Despite the fact that an increasingly large portion of the hepatitis-C-infected population successfully achieves a cure
for the infection, called sustained viral response (SVR), this population still deals with increased mortality rates. A status of SVR means that the hepatitis C virus is no longer detected in the bloodstream during treatment and is also not detectable at 12 weeks or more after completing treatment, although patients will retain the hepatitis C antibody for life. With achievement of SVR, liver damage ceases, liver function improves, and there is a much lower risk of liver-related complications and death, although SVR status does not guarantee that any existing scarring will heal.
Given the positive prognosis that comes with SVR, it is surprising that SVR patients in a Scottish study
still faced mortality rates 1.9 times more frequent than the general population. The researchers who conducted the study noted that about two-thirds of the “excess deaths” could be attributed to either liver cancer or “modifiable characteristics” such as heavy alcohol and drug use, suggesting that hepatitis C patients who have been “cured” of the infection could benefit from continued monitoring from health professionals and a direct address of the lifestyle risk factors that may have led to the infection in the first place.
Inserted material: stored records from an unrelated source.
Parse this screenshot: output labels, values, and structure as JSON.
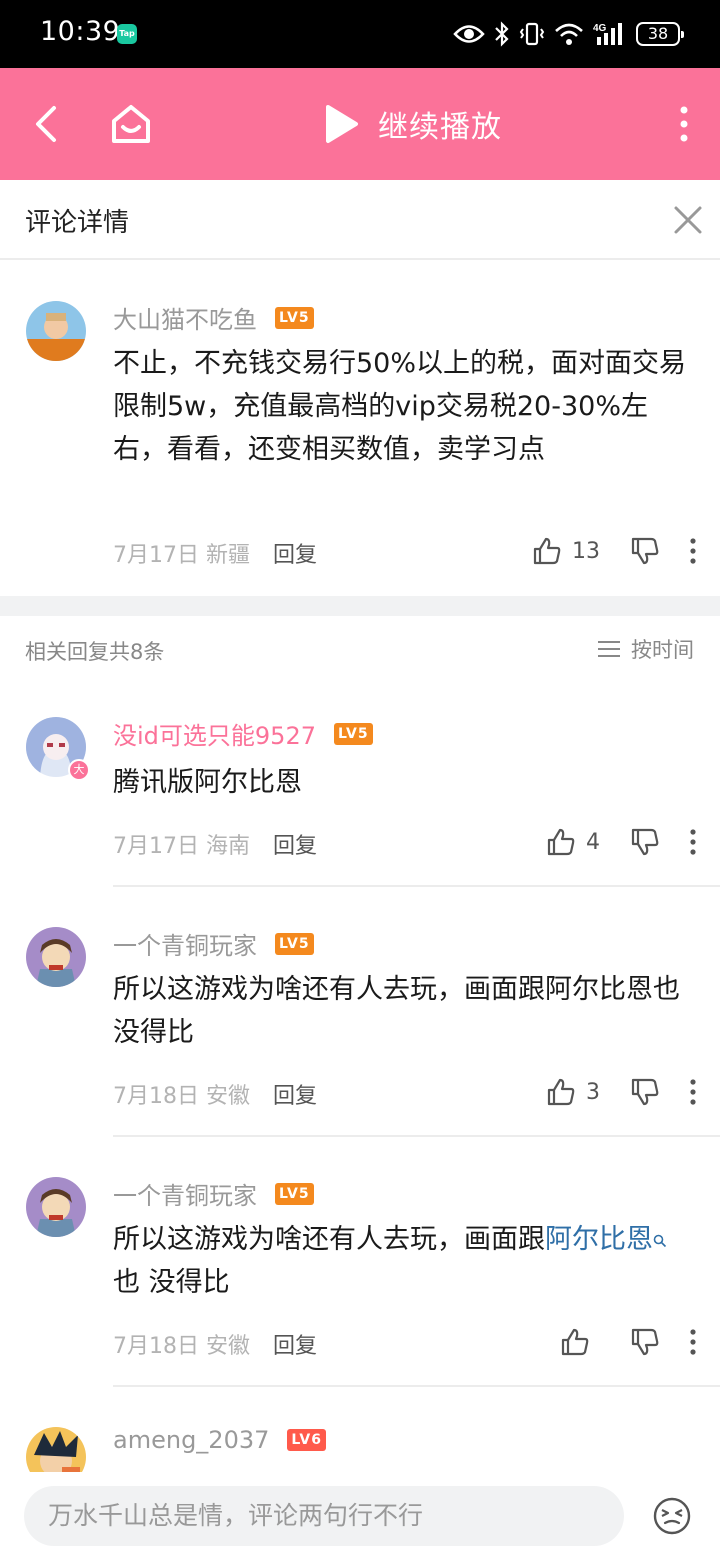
{
  "status_bar": {
    "time": "10:39",
    "app_badge": "Tap",
    "network": "4G",
    "battery": "38"
  },
  "app_bar": {
    "continue_label": "继续播放",
    "accent_color": "#fb7299"
  },
  "detail": {
    "title": "评论详情"
  },
  "main_comment": {
    "user": "大山猫不吃鱼",
    "level": "LV5",
    "text": "不止，不充钱交易行50%以上的税，面对面交易限制5w，充值最高档的vip交易税20-30%左右，看看，还变相买数值，卖学习点",
    "date": "7月17日",
    "region": "新疆",
    "reply_label": "回复",
    "likes": "13"
  },
  "replies_header": {
    "count_label": "相关回复共8条",
    "sort_label": "按时间"
  },
  "replies": [
    {
      "user": "没id可选只能9527",
      "level": "LV5",
      "vip_badge": "大",
      "text": "腾讯版阿尔比恩",
      "date": "7月17日",
      "region": "海南",
      "reply_label": "回复",
      "likes": "4"
    },
    {
      "user": "一个青铜玩家",
      "level": "LV5",
      "text": "所以这游戏为啥还有人去玩，画面跟阿尔比恩也 没得比",
      "date": "7月18日",
      "region": "安徽",
      "reply_label": "回复",
      "likes": "3"
    },
    {
      "user": "一个青铜玩家",
      "level": "LV5",
      "text_before": "所以这游戏为啥还有人去玩，画面跟",
      "text_link": "阿尔比恩",
      "text_after": "也 没得比",
      "date": "7月18日",
      "region": "安徽",
      "reply_label": "回复",
      "likes": ""
    },
    {
      "user": "ameng_2037",
      "level": "LV6"
    }
  ],
  "bottom_bar": {
    "input_placeholder": "万水千山总是情，评论两句行不行"
  }
}
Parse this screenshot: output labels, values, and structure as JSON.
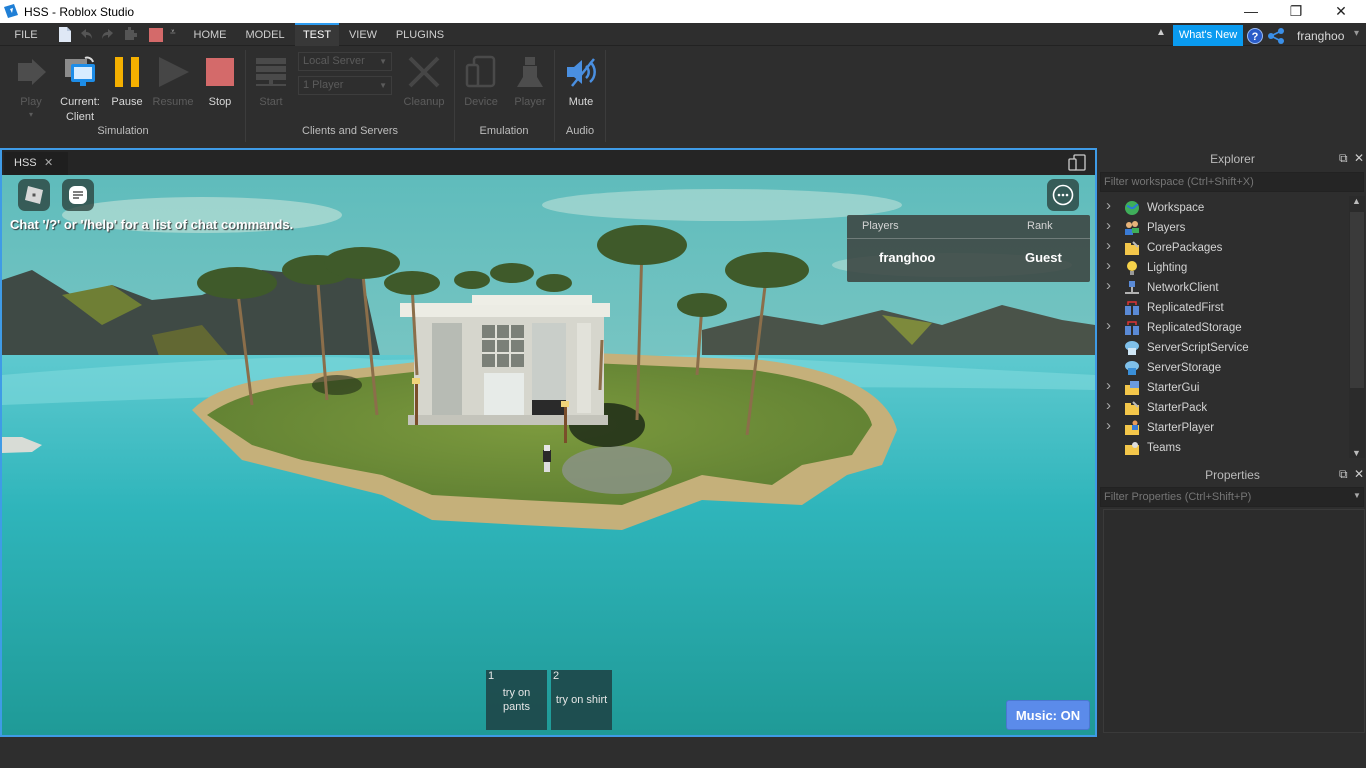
{
  "window": {
    "title": "HSS - Roblox Studio",
    "controls": {
      "minimize": "—",
      "restore": "❐",
      "close": "✕"
    }
  },
  "menubar": {
    "file": "FILE",
    "tabs": [
      {
        "label": "HOME",
        "active": false
      },
      {
        "label": "MODEL",
        "active": false
      },
      {
        "label": "TEST",
        "active": true
      },
      {
        "label": "VIEW",
        "active": false
      },
      {
        "label": "PLUGINS",
        "active": false
      }
    ],
    "quick_access_icons": [
      "new-file-icon",
      "undo-icon",
      "redo-icon",
      "plugin-icon",
      "stop-square-icon",
      "customize-icon"
    ],
    "whats_new": "What's New",
    "user": "franghoo",
    "collapse_glyph": "▲",
    "user_caret": "▾"
  },
  "ribbon": {
    "groups": [
      {
        "label": "Simulation"
      },
      {
        "label": "Clients and Servers"
      },
      {
        "label": "Emulation"
      },
      {
        "label": "Audio"
      }
    ],
    "buttons": {
      "play": {
        "label": "Play",
        "enabled": false
      },
      "current_client": {
        "label_1": "Current:",
        "label_2": "Client",
        "enabled": true
      },
      "pause": {
        "label": "Pause",
        "enabled": true
      },
      "resume": {
        "label": "Resume",
        "enabled": false
      },
      "stop": {
        "label": "Stop",
        "enabled": true
      },
      "start": {
        "label": "Start",
        "enabled": false
      },
      "cleanup": {
        "label": "Cleanup",
        "enabled": false
      },
      "device": {
        "label": "Device",
        "enabled": false
      },
      "player": {
        "label": "Player",
        "enabled": false
      },
      "mute": {
        "label": "Mute",
        "enabled": true
      }
    },
    "server_dropdown": "Local Server",
    "players_dropdown": "1 Player",
    "colors": {
      "pause": "#f5b000",
      "stop": "#d46a6a",
      "mute": "#4a8fe0"
    }
  },
  "document": {
    "tab_label": "HSS",
    "tab_close": "✕"
  },
  "game": {
    "chat_hint": "Chat '/?' or '/help' for a list of chat commands.",
    "leaderboard": {
      "headers": [
        "Players",
        "Rank"
      ],
      "rows": [
        {
          "player": "franghoo",
          "rank": "Guest"
        }
      ]
    },
    "hotbar": [
      {
        "slot": "1",
        "line1": "try on",
        "line2": "pants"
      },
      {
        "slot": "2",
        "line1": "try on shirt",
        "line2": ""
      }
    ],
    "music_button": "Music: ON"
  },
  "explorer": {
    "title": "Explorer",
    "filter_placeholder": "Filter workspace (Ctrl+Shift+X)",
    "items": [
      {
        "label": "Workspace",
        "expandable": true,
        "icon": "globe-icon"
      },
      {
        "label": "Players",
        "expandable": true,
        "icon": "players-icon"
      },
      {
        "label": "CorePackages",
        "expandable": true,
        "icon": "folder-tool-icon"
      },
      {
        "label": "Lighting",
        "expandable": true,
        "icon": "lightbulb-icon"
      },
      {
        "label": "NetworkClient",
        "expandable": true,
        "icon": "network-icon"
      },
      {
        "label": "ReplicatedFirst",
        "expandable": false,
        "icon": "replicated-icon"
      },
      {
        "label": "ReplicatedStorage",
        "expandable": true,
        "icon": "replicated-icon"
      },
      {
        "label": "ServerScriptService",
        "expandable": false,
        "icon": "server-script-icon"
      },
      {
        "label": "ServerStorage",
        "expandable": false,
        "icon": "server-storage-icon"
      },
      {
        "label": "StarterGui",
        "expandable": true,
        "icon": "folder-gui-icon"
      },
      {
        "label": "StarterPack",
        "expandable": true,
        "icon": "folder-tool-icon"
      },
      {
        "label": "StarterPlayer",
        "expandable": true,
        "icon": "folder-player-icon"
      },
      {
        "label": "Teams",
        "expandable": false,
        "icon": "folder-teams-icon"
      }
    ]
  },
  "properties": {
    "title": "Properties",
    "filter_placeholder": "Filter Properties (Ctrl+Shift+P)"
  }
}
To analyze mortality rates in SVR patients, the research team followed 1,824 patients who had attained SVR between 1996 and 2011. All patients began and then terminated a course of interferon (IFN)-based antiviral therapy between January 1996 and December 2010, and all showed compensated liver disease at the time of completion of the treatment. This meant that their livers may have been damaged but they were still functional. Patients also showed no HIV or hepatitis B co-infections, and the study began nine months after the antiviral treatment stopped in order to fully verify SVR status.
In the 5.2 years of the study, the predominantly male (67%) population experienced 78 deaths, a relatively high number given the median age of 40.7 years. “The number of deaths that would have been expected in our SVR cohort given general population mortality rates was 42,” said the team, noting that “significant elevations [in mortality] were observed for death due to primary liver cancer and death due to drug-related causes.”